    Oh Jessica, this is a fantastic analysis. Being a white American myself, I can hardly grasp all of the nuances you speak of within the Native community, but as an advocate of reproductive justice, your work here left me nodding fiercely and saying “YES!” to myself maybe 12 times. Especially in how you describe the literal destruction of the Matriarchy that ruled so many Native groups before the arrival of the colonizers, and how that has affected your (and everyone’s) community since. Great work!

  • heather-corinna

    I’m so delighted to see you — and your work — here, Jessica!


    Those photos and your words, as ever, are so powerful.  I wish I could say I was surprised about the propaganda, but alas, I’ll have to stick with my usual of being merely disgusted.

  • invalid-0

    Excellent post and analysis. We will have to see if Obama lives up to any of his promises in terms of Native Americans, I have my hopes…

  • invalid-0

    …as well.

    Beautiful post and very informative. I am so glad to have came across this!

  • invalid-0

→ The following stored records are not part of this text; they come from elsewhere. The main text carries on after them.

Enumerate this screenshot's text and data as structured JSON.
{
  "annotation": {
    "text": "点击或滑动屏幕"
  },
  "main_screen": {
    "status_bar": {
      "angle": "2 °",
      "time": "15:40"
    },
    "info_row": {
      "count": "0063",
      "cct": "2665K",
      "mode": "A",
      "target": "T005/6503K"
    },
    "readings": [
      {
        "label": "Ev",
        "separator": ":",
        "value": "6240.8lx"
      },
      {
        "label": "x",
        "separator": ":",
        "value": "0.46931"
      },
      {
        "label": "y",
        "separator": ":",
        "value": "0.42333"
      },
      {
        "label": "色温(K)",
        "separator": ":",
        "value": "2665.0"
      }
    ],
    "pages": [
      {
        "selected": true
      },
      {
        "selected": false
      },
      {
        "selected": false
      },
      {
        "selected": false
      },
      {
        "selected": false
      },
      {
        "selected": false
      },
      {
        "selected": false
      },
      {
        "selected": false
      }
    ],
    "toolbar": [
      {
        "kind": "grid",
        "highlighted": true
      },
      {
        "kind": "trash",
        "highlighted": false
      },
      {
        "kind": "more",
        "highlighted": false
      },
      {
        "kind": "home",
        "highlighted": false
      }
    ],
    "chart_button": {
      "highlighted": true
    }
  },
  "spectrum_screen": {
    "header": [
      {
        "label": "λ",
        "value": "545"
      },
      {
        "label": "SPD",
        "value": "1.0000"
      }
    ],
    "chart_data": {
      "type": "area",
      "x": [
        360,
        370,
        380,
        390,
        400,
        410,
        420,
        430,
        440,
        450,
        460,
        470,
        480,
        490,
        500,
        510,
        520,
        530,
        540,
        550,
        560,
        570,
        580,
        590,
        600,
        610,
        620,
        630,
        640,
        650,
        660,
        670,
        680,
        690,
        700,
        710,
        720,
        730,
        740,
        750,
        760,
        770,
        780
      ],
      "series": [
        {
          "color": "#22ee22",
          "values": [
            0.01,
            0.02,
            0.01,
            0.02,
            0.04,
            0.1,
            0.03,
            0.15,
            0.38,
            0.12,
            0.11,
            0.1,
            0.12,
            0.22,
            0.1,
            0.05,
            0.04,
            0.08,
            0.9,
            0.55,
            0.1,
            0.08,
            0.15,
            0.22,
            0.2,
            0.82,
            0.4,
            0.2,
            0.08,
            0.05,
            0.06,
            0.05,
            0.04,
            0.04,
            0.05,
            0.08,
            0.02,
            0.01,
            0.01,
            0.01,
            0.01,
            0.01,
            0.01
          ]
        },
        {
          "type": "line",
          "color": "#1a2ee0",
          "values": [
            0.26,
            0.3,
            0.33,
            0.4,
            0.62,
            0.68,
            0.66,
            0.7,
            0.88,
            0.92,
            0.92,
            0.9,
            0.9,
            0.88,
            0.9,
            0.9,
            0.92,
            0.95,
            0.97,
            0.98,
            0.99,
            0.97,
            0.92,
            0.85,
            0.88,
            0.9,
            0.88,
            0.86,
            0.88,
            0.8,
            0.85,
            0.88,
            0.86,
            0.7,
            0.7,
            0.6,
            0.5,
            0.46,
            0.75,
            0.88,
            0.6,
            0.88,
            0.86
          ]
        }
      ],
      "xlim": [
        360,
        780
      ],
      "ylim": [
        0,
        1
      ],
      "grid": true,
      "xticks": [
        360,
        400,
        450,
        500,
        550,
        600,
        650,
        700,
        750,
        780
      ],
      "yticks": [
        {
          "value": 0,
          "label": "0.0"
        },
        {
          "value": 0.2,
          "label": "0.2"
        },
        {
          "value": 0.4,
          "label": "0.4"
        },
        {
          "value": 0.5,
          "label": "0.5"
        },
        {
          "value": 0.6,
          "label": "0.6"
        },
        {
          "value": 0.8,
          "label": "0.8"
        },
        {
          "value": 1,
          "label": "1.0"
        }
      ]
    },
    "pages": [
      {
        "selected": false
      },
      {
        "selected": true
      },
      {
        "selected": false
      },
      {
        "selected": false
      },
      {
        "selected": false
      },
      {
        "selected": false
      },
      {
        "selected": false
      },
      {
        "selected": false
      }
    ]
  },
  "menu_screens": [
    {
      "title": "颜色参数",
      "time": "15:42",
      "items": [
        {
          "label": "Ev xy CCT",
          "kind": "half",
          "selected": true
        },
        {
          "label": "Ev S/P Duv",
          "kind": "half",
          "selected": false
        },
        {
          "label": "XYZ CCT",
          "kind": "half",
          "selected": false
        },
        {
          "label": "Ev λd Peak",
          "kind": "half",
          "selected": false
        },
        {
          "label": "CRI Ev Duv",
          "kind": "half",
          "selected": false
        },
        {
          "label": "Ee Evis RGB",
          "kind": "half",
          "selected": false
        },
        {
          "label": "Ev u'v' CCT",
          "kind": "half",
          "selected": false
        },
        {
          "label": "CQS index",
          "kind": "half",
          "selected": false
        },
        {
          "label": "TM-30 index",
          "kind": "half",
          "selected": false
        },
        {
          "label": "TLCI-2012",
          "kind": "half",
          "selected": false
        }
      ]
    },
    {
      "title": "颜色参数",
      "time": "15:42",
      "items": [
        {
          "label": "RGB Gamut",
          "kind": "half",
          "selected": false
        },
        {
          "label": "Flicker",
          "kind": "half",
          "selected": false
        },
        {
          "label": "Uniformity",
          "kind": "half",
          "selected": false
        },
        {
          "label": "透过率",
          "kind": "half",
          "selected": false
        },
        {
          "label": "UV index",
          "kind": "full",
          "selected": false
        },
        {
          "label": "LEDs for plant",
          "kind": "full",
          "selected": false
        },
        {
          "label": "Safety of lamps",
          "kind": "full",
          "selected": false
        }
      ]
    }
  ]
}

    lies in our future. We can all hope that Obama will come through and save our current economic situation. I did not know the First Americans for Obama campaign. But, now I am informed. I wish all of us the best. Thanks for sharing.